by Helene J. Uchida
“Hot Seat” Questioning
America’s most popular novelist for adolescents, Judy Blume, states the four topics that interest teens the most are: friends, school, family and self-image. (I would like to add hobbies to this list.) I think these interests are the same in Japan. Yet how much of the English we teach in junior high is actually geared to these topics? I fear too little.
From my observation, adolescents want to talk to each other, not the teacher. So why not take advantage of this desire and turn it into an English speaking activity? The following activity generates questions and corresponding answers among teens so they can talk to each other.
“Hot Seat” Method
Students sit in a semi-circle. Everyone stands and one student sits in the middle, in the “hot seat.” The students have to ask the student in the “hot seat” a simple question based on friends, family, school, self-image or hobbies. Once a student has asked a question and the student in the “hot seat” has answered, then the standing student who asked the question can sit down. This continues until all the students are seated. The role of the teacher is facilitator, meaning he or she encourages the students, corrects them or helps them ask a question when needed. (Actually, I usually sit behind the students, and they very often forget that I am there.) This activity is non-threatening and rather fun for them. Some suggested questions might be: When’s your birthday? What time do you wake up each day? What’s your favorite fruit? How many people are there in your family? What kind of music to you like? How tall are you? After all the students have asked a question, another student, depending upon time, can be selected to sit in the “hot seat” with all the students standing and asking questions again. Then I can leave the classroom, make myself a cup of tea and return to find them all speaking English to each other during my brief absence. It works! But you have to be consistent on the following points:
- Make it clear of what is expected of them.
- Teach them how to ask and answer questions.
- Let them know you respect them and think they can do it without you.
- Marvel at their ability to interact with each other.

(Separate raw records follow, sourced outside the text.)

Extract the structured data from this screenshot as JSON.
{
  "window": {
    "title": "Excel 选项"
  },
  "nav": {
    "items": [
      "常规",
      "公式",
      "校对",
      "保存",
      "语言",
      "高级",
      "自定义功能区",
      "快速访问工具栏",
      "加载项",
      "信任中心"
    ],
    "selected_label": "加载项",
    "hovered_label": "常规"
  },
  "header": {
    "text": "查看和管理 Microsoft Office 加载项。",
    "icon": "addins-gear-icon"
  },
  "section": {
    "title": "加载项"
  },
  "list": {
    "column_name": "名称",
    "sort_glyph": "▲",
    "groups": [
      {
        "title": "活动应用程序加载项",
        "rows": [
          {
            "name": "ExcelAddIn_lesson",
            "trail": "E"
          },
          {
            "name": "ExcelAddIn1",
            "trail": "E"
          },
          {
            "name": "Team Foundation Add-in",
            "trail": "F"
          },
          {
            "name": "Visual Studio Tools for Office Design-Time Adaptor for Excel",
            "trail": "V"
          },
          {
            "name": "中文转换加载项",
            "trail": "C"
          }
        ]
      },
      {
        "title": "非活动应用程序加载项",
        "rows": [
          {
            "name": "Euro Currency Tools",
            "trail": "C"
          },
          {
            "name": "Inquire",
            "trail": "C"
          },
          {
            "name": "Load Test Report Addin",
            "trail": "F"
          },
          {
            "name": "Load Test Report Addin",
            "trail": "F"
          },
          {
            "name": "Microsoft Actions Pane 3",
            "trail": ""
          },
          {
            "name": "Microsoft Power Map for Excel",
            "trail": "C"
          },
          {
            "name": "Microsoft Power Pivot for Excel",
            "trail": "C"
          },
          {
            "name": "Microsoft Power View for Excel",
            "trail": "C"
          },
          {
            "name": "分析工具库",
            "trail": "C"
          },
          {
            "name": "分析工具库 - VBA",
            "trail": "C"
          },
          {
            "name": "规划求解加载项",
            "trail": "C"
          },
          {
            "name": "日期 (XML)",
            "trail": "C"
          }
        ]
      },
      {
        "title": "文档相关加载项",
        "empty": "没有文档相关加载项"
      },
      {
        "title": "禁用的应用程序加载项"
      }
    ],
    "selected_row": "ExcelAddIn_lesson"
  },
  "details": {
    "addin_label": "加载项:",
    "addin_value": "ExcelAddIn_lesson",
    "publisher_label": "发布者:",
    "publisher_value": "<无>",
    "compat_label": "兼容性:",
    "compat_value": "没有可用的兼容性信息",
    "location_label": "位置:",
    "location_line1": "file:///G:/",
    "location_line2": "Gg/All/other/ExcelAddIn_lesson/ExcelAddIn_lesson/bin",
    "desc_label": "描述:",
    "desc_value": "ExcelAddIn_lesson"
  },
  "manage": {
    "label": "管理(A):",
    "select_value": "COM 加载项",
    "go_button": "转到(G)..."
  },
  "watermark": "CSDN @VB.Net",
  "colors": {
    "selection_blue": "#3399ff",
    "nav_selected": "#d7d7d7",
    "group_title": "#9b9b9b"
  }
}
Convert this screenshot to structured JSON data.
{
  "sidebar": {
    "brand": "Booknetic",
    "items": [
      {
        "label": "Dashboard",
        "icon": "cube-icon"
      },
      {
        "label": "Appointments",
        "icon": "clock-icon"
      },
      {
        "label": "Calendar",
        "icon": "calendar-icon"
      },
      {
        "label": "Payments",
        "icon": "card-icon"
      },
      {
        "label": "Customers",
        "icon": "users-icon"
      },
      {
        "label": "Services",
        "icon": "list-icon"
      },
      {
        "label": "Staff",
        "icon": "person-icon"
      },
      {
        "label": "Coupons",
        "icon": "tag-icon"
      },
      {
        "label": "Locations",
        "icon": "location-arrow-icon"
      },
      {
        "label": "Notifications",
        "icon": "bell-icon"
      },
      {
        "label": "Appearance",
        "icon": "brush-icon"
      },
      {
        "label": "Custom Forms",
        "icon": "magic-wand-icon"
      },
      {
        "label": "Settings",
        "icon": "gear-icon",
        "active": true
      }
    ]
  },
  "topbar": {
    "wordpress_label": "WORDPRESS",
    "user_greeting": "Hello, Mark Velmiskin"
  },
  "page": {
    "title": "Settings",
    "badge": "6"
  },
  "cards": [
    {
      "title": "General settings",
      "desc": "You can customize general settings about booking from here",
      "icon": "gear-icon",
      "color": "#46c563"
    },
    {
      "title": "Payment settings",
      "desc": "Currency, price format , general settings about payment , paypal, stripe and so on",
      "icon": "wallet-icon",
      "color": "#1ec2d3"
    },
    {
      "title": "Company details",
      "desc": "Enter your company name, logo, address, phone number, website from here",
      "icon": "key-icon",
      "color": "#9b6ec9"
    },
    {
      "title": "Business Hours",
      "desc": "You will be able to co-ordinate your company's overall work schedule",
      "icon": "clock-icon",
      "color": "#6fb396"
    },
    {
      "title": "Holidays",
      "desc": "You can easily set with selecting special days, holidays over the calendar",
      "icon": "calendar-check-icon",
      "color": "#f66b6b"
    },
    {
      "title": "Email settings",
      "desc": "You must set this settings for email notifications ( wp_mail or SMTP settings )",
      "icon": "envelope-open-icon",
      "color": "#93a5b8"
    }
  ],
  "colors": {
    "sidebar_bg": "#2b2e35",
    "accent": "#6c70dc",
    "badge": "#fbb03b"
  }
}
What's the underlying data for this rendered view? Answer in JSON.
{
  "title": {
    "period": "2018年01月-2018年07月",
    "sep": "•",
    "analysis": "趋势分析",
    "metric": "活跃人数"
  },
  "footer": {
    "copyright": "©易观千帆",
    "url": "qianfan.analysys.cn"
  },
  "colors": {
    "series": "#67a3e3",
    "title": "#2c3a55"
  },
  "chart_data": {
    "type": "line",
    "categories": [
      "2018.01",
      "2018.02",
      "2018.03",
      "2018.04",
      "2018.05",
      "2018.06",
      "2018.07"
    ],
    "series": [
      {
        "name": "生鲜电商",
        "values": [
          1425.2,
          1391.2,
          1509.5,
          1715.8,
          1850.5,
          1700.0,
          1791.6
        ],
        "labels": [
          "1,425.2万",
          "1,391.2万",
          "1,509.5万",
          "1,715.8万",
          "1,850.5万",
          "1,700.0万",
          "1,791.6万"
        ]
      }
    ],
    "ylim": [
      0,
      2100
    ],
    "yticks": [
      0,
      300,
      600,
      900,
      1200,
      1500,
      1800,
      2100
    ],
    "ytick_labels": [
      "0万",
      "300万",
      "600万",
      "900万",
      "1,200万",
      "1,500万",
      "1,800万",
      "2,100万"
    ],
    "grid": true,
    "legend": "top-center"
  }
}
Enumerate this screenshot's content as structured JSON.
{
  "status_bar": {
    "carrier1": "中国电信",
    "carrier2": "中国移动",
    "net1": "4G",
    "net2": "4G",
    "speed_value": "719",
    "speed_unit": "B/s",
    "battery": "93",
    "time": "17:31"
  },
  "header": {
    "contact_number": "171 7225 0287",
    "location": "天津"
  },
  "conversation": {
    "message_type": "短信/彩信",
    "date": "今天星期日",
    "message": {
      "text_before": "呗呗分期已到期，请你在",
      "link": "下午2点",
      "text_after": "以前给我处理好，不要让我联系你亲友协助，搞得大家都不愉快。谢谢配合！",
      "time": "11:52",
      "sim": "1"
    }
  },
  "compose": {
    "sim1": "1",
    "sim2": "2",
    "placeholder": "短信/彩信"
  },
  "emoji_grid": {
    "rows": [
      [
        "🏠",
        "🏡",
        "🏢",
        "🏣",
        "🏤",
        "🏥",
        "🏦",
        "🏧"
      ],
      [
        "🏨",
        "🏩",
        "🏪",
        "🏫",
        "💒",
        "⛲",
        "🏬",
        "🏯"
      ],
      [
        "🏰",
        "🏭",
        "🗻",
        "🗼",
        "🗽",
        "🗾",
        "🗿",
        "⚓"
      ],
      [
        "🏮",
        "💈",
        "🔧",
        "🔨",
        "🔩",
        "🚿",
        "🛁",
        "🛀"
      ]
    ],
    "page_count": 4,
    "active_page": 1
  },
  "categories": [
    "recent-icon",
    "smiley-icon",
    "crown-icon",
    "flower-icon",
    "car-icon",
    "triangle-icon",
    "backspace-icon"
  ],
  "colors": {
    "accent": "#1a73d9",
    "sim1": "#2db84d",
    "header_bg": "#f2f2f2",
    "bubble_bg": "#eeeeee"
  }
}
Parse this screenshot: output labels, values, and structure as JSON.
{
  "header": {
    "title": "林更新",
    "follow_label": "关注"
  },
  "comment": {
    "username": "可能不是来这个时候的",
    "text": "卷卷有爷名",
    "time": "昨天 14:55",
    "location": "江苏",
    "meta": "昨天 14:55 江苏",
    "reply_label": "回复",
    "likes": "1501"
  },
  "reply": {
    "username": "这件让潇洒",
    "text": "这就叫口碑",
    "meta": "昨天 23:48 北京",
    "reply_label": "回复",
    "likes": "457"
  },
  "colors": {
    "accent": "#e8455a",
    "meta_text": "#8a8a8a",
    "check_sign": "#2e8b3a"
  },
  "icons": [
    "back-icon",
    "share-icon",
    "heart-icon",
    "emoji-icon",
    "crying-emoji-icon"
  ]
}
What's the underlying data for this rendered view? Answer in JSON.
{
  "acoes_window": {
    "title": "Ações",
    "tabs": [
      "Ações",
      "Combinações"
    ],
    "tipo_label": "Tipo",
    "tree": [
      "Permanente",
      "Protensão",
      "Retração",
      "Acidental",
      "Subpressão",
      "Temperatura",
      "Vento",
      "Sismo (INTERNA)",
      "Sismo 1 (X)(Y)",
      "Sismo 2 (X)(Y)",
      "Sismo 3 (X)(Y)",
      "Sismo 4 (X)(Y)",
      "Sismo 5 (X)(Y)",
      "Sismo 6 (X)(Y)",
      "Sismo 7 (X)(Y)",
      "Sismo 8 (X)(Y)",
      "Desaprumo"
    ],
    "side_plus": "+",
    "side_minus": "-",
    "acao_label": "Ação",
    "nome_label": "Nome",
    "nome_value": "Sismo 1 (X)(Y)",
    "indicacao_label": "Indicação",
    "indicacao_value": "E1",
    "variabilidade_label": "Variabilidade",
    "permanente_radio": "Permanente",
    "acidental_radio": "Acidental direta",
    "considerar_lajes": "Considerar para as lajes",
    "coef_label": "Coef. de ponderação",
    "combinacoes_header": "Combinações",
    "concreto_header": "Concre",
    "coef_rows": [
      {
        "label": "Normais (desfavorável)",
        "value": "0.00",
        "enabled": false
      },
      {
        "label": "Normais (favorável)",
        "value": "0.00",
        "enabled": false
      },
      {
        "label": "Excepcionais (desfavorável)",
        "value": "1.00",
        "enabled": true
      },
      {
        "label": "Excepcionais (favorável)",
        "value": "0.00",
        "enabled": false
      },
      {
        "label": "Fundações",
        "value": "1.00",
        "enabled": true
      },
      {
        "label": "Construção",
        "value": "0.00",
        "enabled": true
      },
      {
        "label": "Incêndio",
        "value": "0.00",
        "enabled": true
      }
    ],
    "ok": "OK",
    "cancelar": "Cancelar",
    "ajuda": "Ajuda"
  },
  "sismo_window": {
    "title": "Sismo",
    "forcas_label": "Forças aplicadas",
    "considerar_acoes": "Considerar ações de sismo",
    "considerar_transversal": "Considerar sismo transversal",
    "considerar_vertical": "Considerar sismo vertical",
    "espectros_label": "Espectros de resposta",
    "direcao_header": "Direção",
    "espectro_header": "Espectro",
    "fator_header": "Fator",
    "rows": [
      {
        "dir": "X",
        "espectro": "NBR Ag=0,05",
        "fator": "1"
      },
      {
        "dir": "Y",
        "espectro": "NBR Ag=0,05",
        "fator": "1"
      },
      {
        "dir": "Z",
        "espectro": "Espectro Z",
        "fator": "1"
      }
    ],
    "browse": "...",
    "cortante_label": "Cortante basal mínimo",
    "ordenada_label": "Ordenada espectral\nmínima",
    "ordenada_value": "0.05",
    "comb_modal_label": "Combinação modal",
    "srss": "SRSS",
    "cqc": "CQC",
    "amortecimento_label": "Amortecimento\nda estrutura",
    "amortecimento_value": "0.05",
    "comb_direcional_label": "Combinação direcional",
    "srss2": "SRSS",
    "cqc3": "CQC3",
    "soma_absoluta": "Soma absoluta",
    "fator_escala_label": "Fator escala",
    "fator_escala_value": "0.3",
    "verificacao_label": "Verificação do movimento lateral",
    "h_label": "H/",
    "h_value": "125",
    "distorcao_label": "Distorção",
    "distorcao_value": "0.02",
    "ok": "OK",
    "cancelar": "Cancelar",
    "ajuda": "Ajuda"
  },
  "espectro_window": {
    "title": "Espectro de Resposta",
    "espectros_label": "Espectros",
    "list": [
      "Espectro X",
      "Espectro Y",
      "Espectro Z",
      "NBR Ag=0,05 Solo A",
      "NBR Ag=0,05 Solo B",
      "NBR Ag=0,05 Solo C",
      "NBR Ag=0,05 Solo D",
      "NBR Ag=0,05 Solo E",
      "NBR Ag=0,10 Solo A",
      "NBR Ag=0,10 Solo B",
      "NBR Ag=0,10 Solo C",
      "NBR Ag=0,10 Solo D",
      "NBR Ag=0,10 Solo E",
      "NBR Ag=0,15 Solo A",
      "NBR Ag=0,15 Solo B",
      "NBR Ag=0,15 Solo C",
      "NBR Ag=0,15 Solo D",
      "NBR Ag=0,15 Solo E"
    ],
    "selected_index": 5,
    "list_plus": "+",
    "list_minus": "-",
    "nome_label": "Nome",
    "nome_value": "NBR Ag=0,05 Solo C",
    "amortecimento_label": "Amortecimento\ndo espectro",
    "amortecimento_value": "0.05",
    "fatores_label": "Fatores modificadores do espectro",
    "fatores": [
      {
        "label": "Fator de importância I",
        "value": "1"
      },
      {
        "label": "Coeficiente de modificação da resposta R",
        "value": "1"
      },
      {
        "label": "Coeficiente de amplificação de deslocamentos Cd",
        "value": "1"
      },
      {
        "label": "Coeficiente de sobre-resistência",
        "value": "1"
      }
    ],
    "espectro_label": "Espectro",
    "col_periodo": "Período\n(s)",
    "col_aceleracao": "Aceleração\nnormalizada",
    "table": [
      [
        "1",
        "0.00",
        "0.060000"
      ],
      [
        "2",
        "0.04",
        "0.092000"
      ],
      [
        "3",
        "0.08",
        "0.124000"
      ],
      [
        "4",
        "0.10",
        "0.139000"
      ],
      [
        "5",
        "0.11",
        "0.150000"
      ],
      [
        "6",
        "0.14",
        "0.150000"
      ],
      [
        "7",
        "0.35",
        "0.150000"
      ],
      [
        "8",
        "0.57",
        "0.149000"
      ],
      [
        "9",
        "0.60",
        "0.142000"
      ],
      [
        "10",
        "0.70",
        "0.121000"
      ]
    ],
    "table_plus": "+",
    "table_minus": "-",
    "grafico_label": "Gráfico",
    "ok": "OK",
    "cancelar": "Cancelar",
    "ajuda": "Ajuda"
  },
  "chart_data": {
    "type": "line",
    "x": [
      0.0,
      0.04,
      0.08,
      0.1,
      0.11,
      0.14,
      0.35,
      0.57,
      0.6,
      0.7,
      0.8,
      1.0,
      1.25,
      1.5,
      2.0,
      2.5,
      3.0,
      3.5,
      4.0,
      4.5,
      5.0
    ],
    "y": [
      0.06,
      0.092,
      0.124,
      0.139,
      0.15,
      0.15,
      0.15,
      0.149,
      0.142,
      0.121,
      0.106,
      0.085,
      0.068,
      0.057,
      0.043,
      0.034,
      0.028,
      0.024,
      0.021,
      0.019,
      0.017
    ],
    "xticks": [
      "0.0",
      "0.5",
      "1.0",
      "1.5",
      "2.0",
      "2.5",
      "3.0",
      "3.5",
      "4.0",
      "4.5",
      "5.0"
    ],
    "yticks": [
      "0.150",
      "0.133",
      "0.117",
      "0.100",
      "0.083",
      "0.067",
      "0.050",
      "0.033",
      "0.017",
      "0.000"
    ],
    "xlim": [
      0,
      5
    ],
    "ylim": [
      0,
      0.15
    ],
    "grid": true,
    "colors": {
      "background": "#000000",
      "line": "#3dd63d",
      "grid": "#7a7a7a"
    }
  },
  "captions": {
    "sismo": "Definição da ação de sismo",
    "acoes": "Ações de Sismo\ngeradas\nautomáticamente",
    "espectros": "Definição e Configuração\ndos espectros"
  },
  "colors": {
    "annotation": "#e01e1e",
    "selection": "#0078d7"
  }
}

- Expand upon their questions and answered once they have mastered the initial ones.
- Remember your role is as facilitator and enabler. Give them the goods and they can deliver. They can do it!